The issue of decentralization has been argued as a “false decentralization.” A large enough group of people verifying blockchain transactions does form a quasi-centralized entity. Those people are the miners, who validate the blocks in the public ledger and assign the blocks their unique codes, or hashes.
This argument is directly related to the 51% majority issue that plagues newer cryptocurrencies but becomes less of a problem over time.
Another issue that has been put forth is that the benefits of cryptocurrency either are not realistic or more efficient than traditional fiat currency.
An electronic transfer of funds for a real currency can occur in minutes. In contrast, many of the first cryptocurrency projects can take hours.
Some of the older crypto projects also require a lot of computational power, leading to high electrical consumption levels. Critics argue that this is an inefficient use of earth’s resources.
Recent developments have begun to work around the shortcomings of transaction times and energy consumption as add-ons to the established cryptos and new projects that do not contain the identified inefficiencies.
An interesting observation is that cryptocurrency isn’t really a currency due to its price volatility. Money must be a good store of value.
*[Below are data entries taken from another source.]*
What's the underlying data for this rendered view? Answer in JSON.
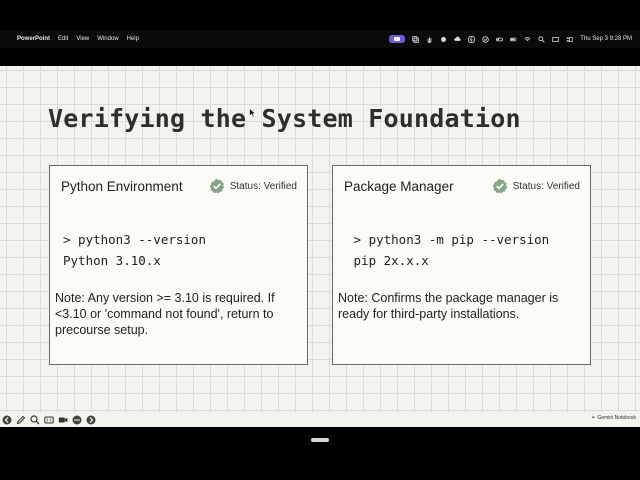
{
  "menubar": {
    "app_name": "PowerPoint",
    "menus": [
      "Edit",
      "View",
      "Window",
      "Help"
    ],
    "clock": "Thu Sep 3  9:28 PM"
  },
  "slide": {
    "title": "Verifying the System Foundation",
    "cards": [
      {
        "title": "Python Environment",
        "status": "Status: Verified",
        "code_line1": "> python3 --version",
        "code_line2": "Python 3.10.x",
        "note": "Note: Any version >= 3.10 is required. If <3.10 or    'command not found', return to precourse setup."
      },
      {
        "title": "Package Manager",
        "status": "Status: Verified",
        "code_line1": " > python3 -m pip --version",
        "code_line2": " pip 2x.x.x",
        "note": "Note: Confirms the package manager is ready for third-party installations."
      }
    ]
  },
  "toolbar": {
    "buttons": [
      "back-icon",
      "pen-icon",
      "zoom-icon",
      "captions-icon",
      "camera-icon",
      "more-icon",
      "forward-icon"
    ],
    "branding": "Gemini Notebook"
  },
  "colors": {
    "slide_bg": "#f4f3ee",
    "grid": "#dcdbd4",
    "check_green": "#8aa48a",
    "record_purple": "#6f5bd6"
  }
}
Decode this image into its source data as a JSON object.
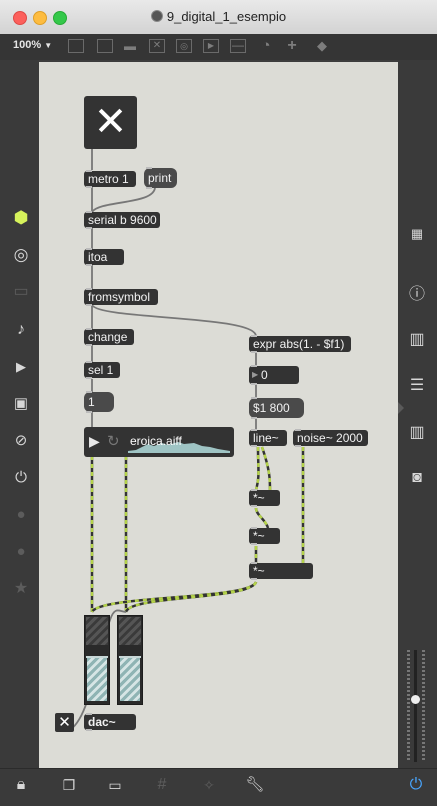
{
  "window": {
    "title": "9_digital_1_esempio"
  },
  "toolbar": {
    "zoom": "100%",
    "zoom_caret": "▼"
  },
  "patch": {
    "toggle_large_glyph": "✕",
    "metro": "metro 1",
    "print": "print",
    "serial": "serial b 9600",
    "itoa": "itoa",
    "fromsymbol": "fromsymbol",
    "change": "change",
    "sel": "sel 1",
    "msg_one": "1",
    "expr": "expr abs(1. - $f1)",
    "number_value": "0",
    "msg_line": "$1 800",
    "line": "line~",
    "noise": "noise~ 2000",
    "mul1": "*~",
    "mul2": "*~",
    "mul3": "*~",
    "sfplay_file": "eroica.aiff",
    "dac": "dac~",
    "toggle_small_glyph": "✕"
  },
  "meter": {
    "left_level": 0.78,
    "right_level": 0.78
  },
  "volume": {
    "level": 0.55
  },
  "colors": {
    "patch_bg": "#dcdcd6",
    "object_bg": "#333333",
    "signal_wire": "#b4d24a",
    "accent_green": "#d6f25b",
    "power_blue": "#48a6ff"
  }
}
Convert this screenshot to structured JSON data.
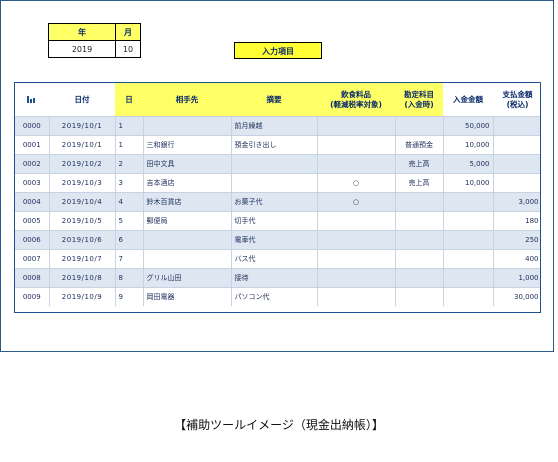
{
  "header": {
    "year_label": "年",
    "month_label": "月",
    "year_value": "2019",
    "month_value": "10",
    "input_button": "入力項目"
  },
  "table": {
    "columns": {
      "no_icon": "bar-chart-icon",
      "date": "日付",
      "day": "日",
      "partner": "相手先",
      "summary": "摘要",
      "food_line1": "飲食料品",
      "food_line2": "(軽減税率対象)",
      "account_line1": "勘定科目",
      "account_line2": "(入金時)",
      "deposit": "入金金額",
      "payment_line1": "支払金額",
      "payment_line2": "(税込)"
    },
    "rows": [
      {
        "no": "0000",
        "date": "2019/10/1",
        "day": "1",
        "partner": "",
        "summary": "前月繰越",
        "food": "",
        "account": "",
        "deposit": "50,000",
        "payment": ""
      },
      {
        "no": "0001",
        "date": "2019/10/1",
        "day": "1",
        "partner": "三和銀行",
        "summary": "預金引き出し",
        "food": "",
        "account": "普通預金",
        "deposit": "10,000",
        "payment": ""
      },
      {
        "no": "0002",
        "date": "2019/10/2",
        "day": "2",
        "partner": "田中文具",
        "summary": "",
        "food": "",
        "account": "売上高",
        "deposit": "5,000",
        "payment": ""
      },
      {
        "no": "0003",
        "date": "2019/10/3",
        "day": "3",
        "partner": "吉本酒店",
        "summary": "",
        "food": "○",
        "account": "売上高",
        "deposit": "10,000",
        "payment": ""
      },
      {
        "no": "0004",
        "date": "2019/10/4",
        "day": "4",
        "partner": "鈴木百貨店",
        "summary": "お菓子代",
        "food": "○",
        "account": "",
        "deposit": "",
        "payment": "3,000"
      },
      {
        "no": "0005",
        "date": "2019/10/5",
        "day": "5",
        "partner": "郵便局",
        "summary": "切手代",
        "food": "",
        "account": "",
        "deposit": "",
        "payment": "180"
      },
      {
        "no": "0006",
        "date": "2019/10/6",
        "day": "6",
        "partner": "",
        "summary": "電車代",
        "food": "",
        "account": "",
        "deposit": "",
        "payment": "250"
      },
      {
        "no": "0007",
        "date": "2019/10/7",
        "day": "7",
        "partner": "",
        "summary": "バス代",
        "food": "",
        "account": "",
        "deposit": "",
        "payment": "400"
      },
      {
        "no": "0008",
        "date": "2019/10/8",
        "day": "8",
        "partner": "グリル山田",
        "summary": "接待",
        "food": "",
        "account": "",
        "deposit": "",
        "payment": "1,000"
      },
      {
        "no": "0009",
        "date": "2019/10/9",
        "day": "9",
        "partner": "岡田電器",
        "summary": "パソコン代",
        "food": "",
        "account": "",
        "deposit": "",
        "payment": "30,000"
      }
    ]
  },
  "caption": "【補助ツールイメージ（現金出納帳）】",
  "colors": {
    "header_yellow": "#ffff66",
    "button_yellow": "#ffff33",
    "row_shade": "#dde6f1",
    "text_navy": "#0a2a6a",
    "frame_blue": "#2d5b8c"
  }
}
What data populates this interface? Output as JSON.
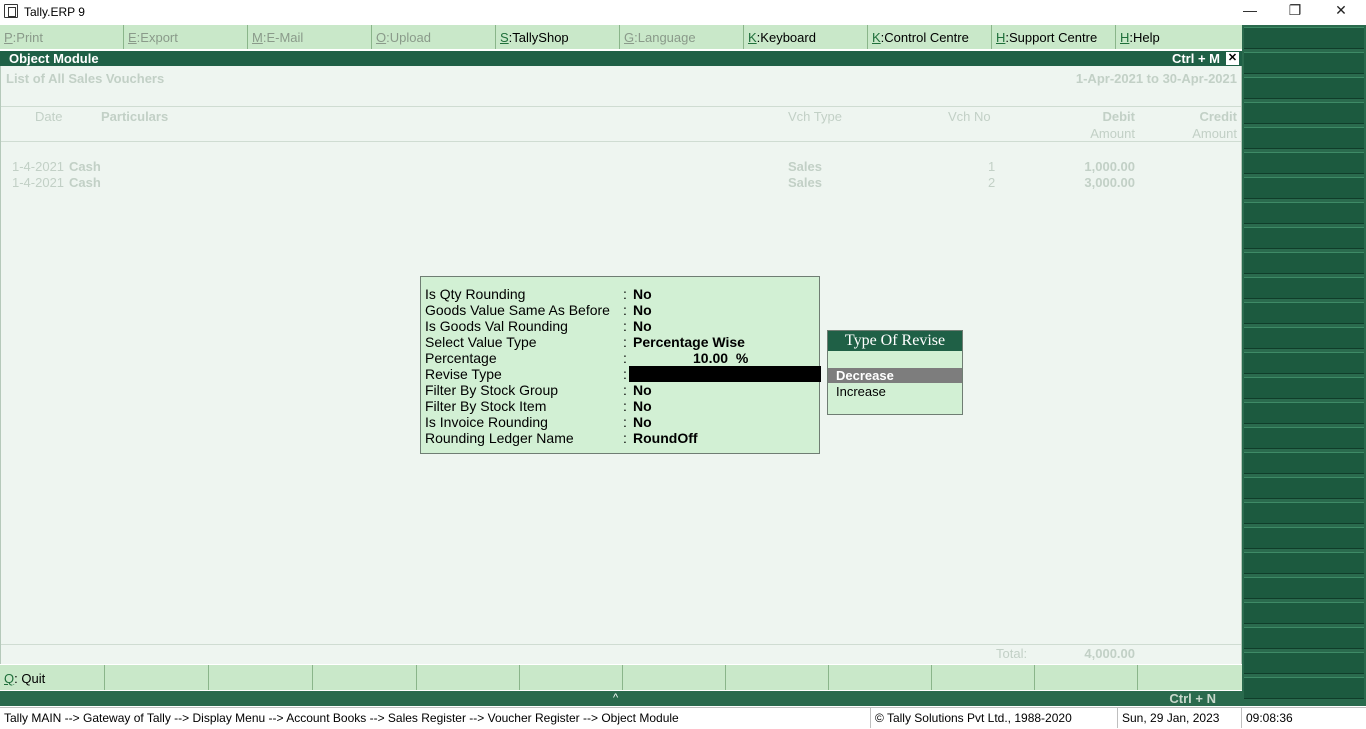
{
  "window": {
    "title": "Tally.ERP 9",
    "minimize": "—",
    "restore": "❐",
    "close": "✕"
  },
  "menubar": [
    {
      "key": "P",
      "label": "Print",
      "enabled": false
    },
    {
      "key": "E",
      "label": "Export",
      "enabled": false
    },
    {
      "key": "M",
      "label": "E-Mail",
      "enabled": false
    },
    {
      "key": "O",
      "label": "Upload",
      "enabled": false
    },
    {
      "key": "S",
      "label": "TallyShop",
      "enabled": true
    },
    {
      "key": "G",
      "label": "Language",
      "enabled": false
    },
    {
      "key": "K",
      "label": "Keyboard",
      "enabled": true
    },
    {
      "key": "K",
      "label": "Control Centre",
      "enabled": true
    },
    {
      "key": "H",
      "label": "Support Centre",
      "enabled": true
    },
    {
      "key": "H",
      "label": "Help",
      "enabled": true
    }
  ],
  "module": {
    "name": "Object Module",
    "shortcut": "Ctrl + M",
    "close": "✕"
  },
  "report": {
    "title": "List of All Sales Vouchers",
    "period": "1-Apr-2021 to 30-Apr-2021",
    "columns": {
      "date": "Date",
      "particulars": "Particulars",
      "vch_type": "Vch Type",
      "vch_no": "Vch No",
      "debit": "Debit",
      "debit_sub": "Amount",
      "credit": "Credit",
      "credit_sub": "Amount"
    },
    "rows": [
      {
        "date": "1-4-2021",
        "particulars": "Cash",
        "vch_type": "Sales",
        "vch_no": "1",
        "debit": "1,000.00"
      },
      {
        "date": "1-4-2021",
        "particulars": "Cash",
        "vch_type": "Sales",
        "vch_no": "2",
        "debit": "3,000.00"
      }
    ],
    "total_label": "Total:",
    "total_value": "4,000.00"
  },
  "form": {
    "rows": [
      {
        "label": "Is Qty Rounding",
        "value": "No"
      },
      {
        "label": "Goods Value Same As Before",
        "value": "No"
      },
      {
        "label": "Is Goods Val Rounding",
        "value": "No"
      },
      {
        "label": "Select Value Type",
        "value": "Percentage Wise"
      },
      {
        "label": "Percentage",
        "value": "10.00  %"
      },
      {
        "label": "Revise Type",
        "value": ""
      },
      {
        "label": "Filter By Stock Group",
        "value": "No"
      },
      {
        "label": "Filter By Stock Item",
        "value": "No"
      },
      {
        "label": "Is Invoice Rounding",
        "value": "No"
      },
      {
        "label": "Rounding Ledger Name",
        "value": "RoundOff"
      }
    ],
    "colon": ":"
  },
  "popup": {
    "title": "Type Of Revise",
    "options": [
      "Decrease",
      "Increase"
    ],
    "selected": "Decrease"
  },
  "bottombar": {
    "quit_key": "Q",
    "quit_label": "Quit",
    "ctrl_n": "Ctrl + N",
    "scroll_up": "^"
  },
  "statusbar": {
    "breadcrumb": "Tally MAIN --> Gateway of Tally --> Display Menu --> Account Books --> Sales Register --> Voucher Register --> Object Module",
    "copyright": "© Tally Solutions Pvt Ltd., 1988-2020",
    "date": "Sun, 29 Jan, 2023",
    "time": "09:08:36"
  }
}
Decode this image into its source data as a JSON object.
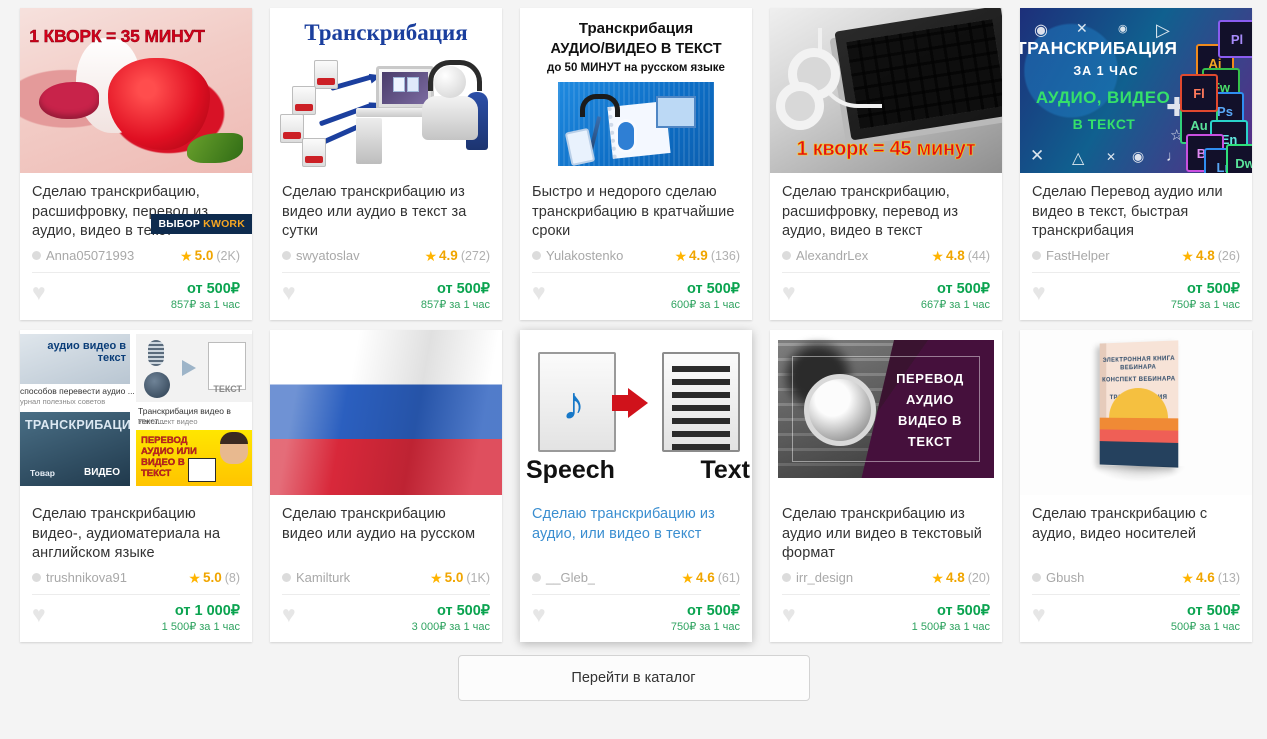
{
  "page": {
    "background": "#f4f4f4",
    "accent_green": "#0aa34f",
    "accent_star": "#ffb400",
    "link_blue": "#3a8ed0",
    "badge_navy": "#0e2b4e"
  },
  "catalog_button": {
    "label": "Перейти в каталог"
  },
  "labels": {
    "per_hour_suffix": "за 1 час",
    "price_prefix": "от",
    "currency": "₽",
    "favorite_icon": "heart-icon",
    "star_icon": "star-icon"
  },
  "cards": [
    {
      "id": "card-1",
      "title": "Сделаю транскрибацию, расшифровку, перевод из аудио, видео в текст",
      "seller": "Anna05071993",
      "rating": "5.0",
      "reviews": "(2K)",
      "price": "от 500₽",
      "price_sub": "857₽ за 1 час",
      "badge": {
        "prefix": "ВЫБОР",
        "brand": "KWORK"
      },
      "title_style": "dark",
      "thumb": {
        "name": "strawberry-lips-thumb",
        "caption": "1 КВОРК = 35 МИНУТ"
      }
    },
    {
      "id": "card-2",
      "title": "Сделаю транскрибацию из видео или аудио в текст за сутки",
      "seller": "swyatoslav",
      "rating": "4.9",
      "reviews": "(272)",
      "price": "от 500₽",
      "price_sub": "857₽ за 1 час",
      "badge": null,
      "title_style": "dark",
      "thumb": {
        "name": "transcription-pc-thumb",
        "caption": "Транскрибация"
      }
    },
    {
      "id": "card-3",
      "title": "Быстро и недорого сделаю транскрибацию в кратчайшие сроки",
      "seller": "Yulakostenko",
      "rating": "4.9",
      "reviews": "(136)",
      "price": "от 500₽",
      "price_sub": "600₽ за 1 час",
      "badge": null,
      "title_style": "dark",
      "thumb": {
        "name": "audio-video-to-text-thumb",
        "line1": "Транскрибация",
        "line2": "АУДИО/ВИДЕО В ТЕКСТ",
        "line3": "до 50 МИНУТ на русском языке"
      }
    },
    {
      "id": "card-4",
      "title": "Сделаю транскрибацию, расшифровку, перевод из аудио, видео в текст",
      "seller": "AlexandrLex",
      "rating": "4.8",
      "reviews": "(44)",
      "price": "от 500₽",
      "price_sub": "667₽ за 1 час",
      "badge": null,
      "title_style": "dark",
      "thumb": {
        "name": "laptop-headphones-thumb",
        "caption": "1 кворк = 45 минут"
      }
    },
    {
      "id": "card-5",
      "title": "Сделаю Перевод аудио или видео в текст, быстрая транскрибация",
      "seller": "FastHelper",
      "rating": "4.8",
      "reviews": "(26)",
      "price": "от 500₽",
      "price_sub": "750₽ за 1 час",
      "badge": null,
      "title_style": "dark",
      "thumb": {
        "name": "adobe-tiles-thumb",
        "line1": "ТРАНСКРИБАЦИЯ",
        "line2": "ЗА 1 ЧАС",
        "line3": "АУДИО, ВИДЕО",
        "line4": "В ТЕКСТ",
        "tiles": [
          "Ai",
          "Fw",
          "Ps",
          "Au",
          "En",
          "Fl",
          "Bs",
          "Pl",
          "Lr",
          "Dw"
        ]
      }
    },
    {
      "id": "card-6",
      "title": "Сделаю транскрибацию видео-, аудиоматериала на английском языке",
      "seller": "trushnikova91",
      "rating": "5.0",
      "reviews": "(8)",
      "price": "от 1 000₽",
      "price_sub": "1 500₽ за 1 час",
      "badge": null,
      "title_style": "dark",
      "thumb": {
        "name": "search-results-collage-thumb",
        "tile1_label": "аудио видео в текст",
        "tile1_caption": "способов перевести аудио ...",
        "tile1_subcaption": "урнал полезных советов",
        "tile2_caption": "Транскрибация видео в текст...",
        "tile2_subcaption": "Интеллект видео",
        "tile3_label": "ТРАНСКРИБАЦИЯ",
        "tile3_sub_left": "Товар",
        "tile3_sub_right": "ВИДЕО",
        "tile4_label": "ПЕРЕВОД АУДИО ИЛИ ВИДЕО В ТЕКСТ",
        "tile2_inner": "ТЕКСТ"
      }
    },
    {
      "id": "card-7",
      "title": "Сделаю транскрибацию видео или аудио на русском",
      "seller": "Kamilturk",
      "rating": "5.0",
      "reviews": "(1K)",
      "price": "от 500₽",
      "price_sub": "3 000₽ за 1 час",
      "badge": null,
      "title_style": "dark",
      "thumb": {
        "name": "russian-flag-thumb"
      }
    },
    {
      "id": "card-8",
      "title": "Сделаю транскрибацию из аудио, или видео в текст",
      "seller": "__Gleb_",
      "rating": "4.6",
      "reviews": "(61)",
      "price": "от 500₽",
      "price_sub": "750₽ за 1 час",
      "badge": null,
      "title_style": "blue",
      "hovered": true,
      "thumb": {
        "name": "speech-to-text-thumb",
        "label_left": "Speech",
        "label_right": "Text"
      }
    },
    {
      "id": "card-9",
      "title": "Сделаю транскрибацию из аудио или видео в текстовый формат",
      "seller": "irr_design",
      "rating": "4.8",
      "reviews": "(20)",
      "price": "от 500₽",
      "price_sub": "1 500₽ за 1 час",
      "badge": null,
      "title_style": "dark",
      "thumb": {
        "name": "headphones-keyboard-thumb",
        "caption": "ПЕРЕВОД АУДИО ВИДЕО В ТЕКСТ"
      }
    },
    {
      "id": "card-10",
      "title": "Сделаю транскрибацию с аудио, видео носителей",
      "seller": "Gbush",
      "rating": "4.6",
      "reviews": "(13)",
      "price": "от 500₽",
      "price_sub": "500₽ за 1 час",
      "badge": null,
      "title_style": "dark",
      "thumb": {
        "name": "ebook-cover-thumb",
        "line1": "ЭЛЕКТРОННАЯ КНИГА ВЕБИНАРА",
        "line2": "КОНСПЕКТ ВЕБИНАРА",
        "line3": "ТРАНСКРИБАЦИЯ"
      }
    }
  ]
}
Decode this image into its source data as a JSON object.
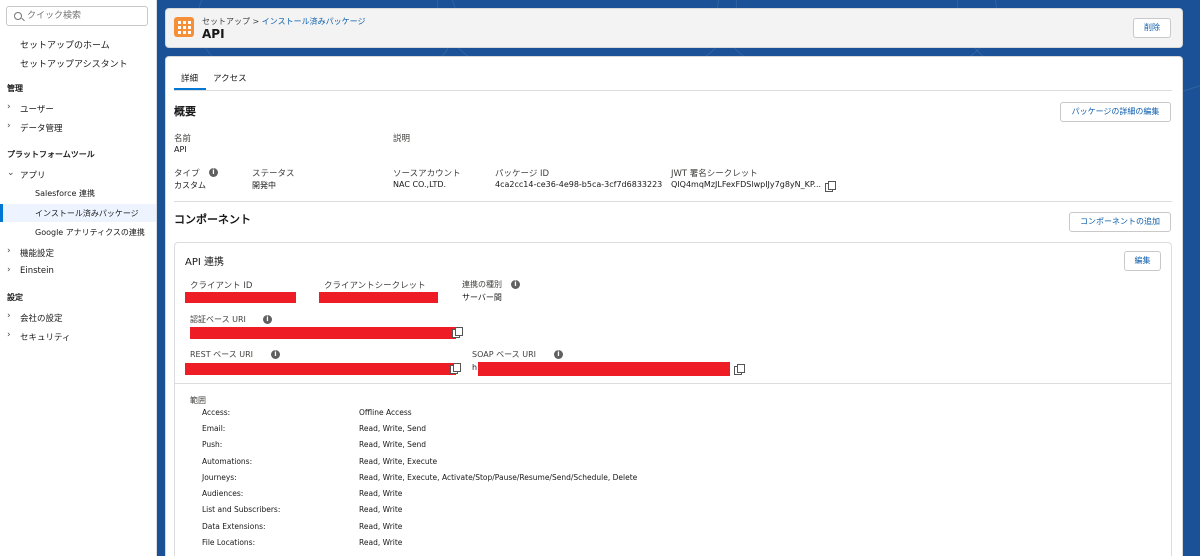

Some merchants or vendors may allow purchases for goods and services in crypto. They would need to adjust the real-world price being charged in tandem with the market value of whatever cryptocurrency is being used.
They argue that the point of any currency is to represent a relatively stable value. As adoption grows, the price should become more stable. Some cryptocurrencies are pegged to the value of a fiat currency like TrustTokens. Other projects are one-for-one representations of assets like gold and Tezos.
Cryptocurrency is a way for us to make electronic peer-to-peer transfers without the risk of a single entity gaining too much power over the monetary system.
The merits of cryptocurrencies are still in its early days. Early adopters and enthusiasts will continue to sing cryptocurrency’s praises. Pundits will continue to measure this new financial tool against established currencies and real money. The average consumer must decide when’s the right time to test how cryptocurrency fits into their lives.
As blockchain technology continues to mature, and the useful blockchains surface into the mainstream, the point of cryptocurrency and its place in your financial toolbox will inevitably become apparent.